Yonekawa Y, Kim IK. Epidemiology and management of uveal melanoma. Hematol Oncol Clin North Am 2012;26(6):1169-84.Abstract
Uveal melanoma is the most common primary intraocular malignancy in adults. The disease overwhelmingly affects white populations. Other risk factors include fair skin, light iris color, ancestry from northern latitudes, and ocular/oculodermal melanocytosis. Historically, enucleation was the definitive treatment of uveal melanoma, but brachytherapy and proton beam irradiation are now the most commonly used treatment methods. However, there are still no effective therapies against metastatic uveal melanoma, which is almost always fatal. Continued advances in understanding of the molecular mechanisms of uveal melanoma will facilitate the identification of prognostic markers and therapeutic targets.
Rankin JK, Jakobiec FA, Zakka FR, Foster SC. An improved approach to diagnosing and treating conjunctival mucoepidermoid carcinoma. Surv Ophthalmol 2012;57(4):337-46.Abstract
The current case of conjunctival mucoepidermoid carcinoma offers features that expand the biologic spectrum afforded by this tumor. More focused strategies should be developed for its earlier histopathologic diagnosis and improved management (historical recurrence rate of 85%). A 63-year-old woman with a history of rheumatoid arthritis and idiopathic sclerosing cholangitis developed scleral thinning, anterior chamber cells and flare, and uveal prolapse. Biopsies of the epibulbar lesion were initially misinterpreted as a squamous cell carcinoma but on review harbored CK7-positive cells and contained rare goblet cells brought out with Alcian blue and mucicarmine staining. Intraocular extension exhibited micro-and macrocysts with minimal goblet cells.

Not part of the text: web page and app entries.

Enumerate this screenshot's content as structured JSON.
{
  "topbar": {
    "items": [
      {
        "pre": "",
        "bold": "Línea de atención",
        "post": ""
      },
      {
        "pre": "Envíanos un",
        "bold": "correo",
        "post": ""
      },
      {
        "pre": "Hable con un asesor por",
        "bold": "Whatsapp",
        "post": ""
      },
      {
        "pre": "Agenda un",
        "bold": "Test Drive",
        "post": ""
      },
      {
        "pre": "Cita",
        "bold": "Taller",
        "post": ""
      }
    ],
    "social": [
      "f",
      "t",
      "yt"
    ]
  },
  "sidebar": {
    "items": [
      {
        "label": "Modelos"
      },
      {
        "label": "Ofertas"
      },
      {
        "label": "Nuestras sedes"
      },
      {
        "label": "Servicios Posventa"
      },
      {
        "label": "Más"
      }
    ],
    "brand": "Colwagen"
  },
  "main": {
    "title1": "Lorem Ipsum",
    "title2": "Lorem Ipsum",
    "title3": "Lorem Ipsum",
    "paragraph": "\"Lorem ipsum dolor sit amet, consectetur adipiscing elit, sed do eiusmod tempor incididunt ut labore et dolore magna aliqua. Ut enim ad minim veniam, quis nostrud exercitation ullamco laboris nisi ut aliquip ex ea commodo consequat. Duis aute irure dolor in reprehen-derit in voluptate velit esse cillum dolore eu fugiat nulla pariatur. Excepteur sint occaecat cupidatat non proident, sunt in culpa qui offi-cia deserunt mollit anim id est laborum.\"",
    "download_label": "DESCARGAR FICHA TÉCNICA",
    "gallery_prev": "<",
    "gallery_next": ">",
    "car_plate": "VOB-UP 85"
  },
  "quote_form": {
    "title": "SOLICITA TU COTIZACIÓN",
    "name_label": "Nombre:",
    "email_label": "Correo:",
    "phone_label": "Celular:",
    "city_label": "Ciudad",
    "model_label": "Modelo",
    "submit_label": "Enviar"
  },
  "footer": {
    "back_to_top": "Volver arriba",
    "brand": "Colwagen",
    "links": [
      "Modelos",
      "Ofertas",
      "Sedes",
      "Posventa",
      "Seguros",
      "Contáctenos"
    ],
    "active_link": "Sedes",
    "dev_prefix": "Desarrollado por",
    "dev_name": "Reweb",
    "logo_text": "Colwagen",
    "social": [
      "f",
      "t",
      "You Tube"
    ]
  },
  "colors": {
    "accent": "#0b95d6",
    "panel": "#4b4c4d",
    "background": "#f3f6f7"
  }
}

Focal CK7 immunopositivity in any epibulbar squamous dysplasia or in invasive carcinoma should lead to suspicion of a mucoepidermoid carcinoma. Behaviorally aggressive or rapidly recurrent epithelial squamous tumors with "inflammatory" features or unusual clinical characteristics should be initially stained at multiple levels for the detection of parsimonious mucus secretion. Surgical options include wide excision and partial sclerectomy with cryotherapy for superficial invasion and/or interferon therapy. Results with radiotherapy and cryotherapy for deep scleral invasion have been unpredictable or unacceptable compared with surgery.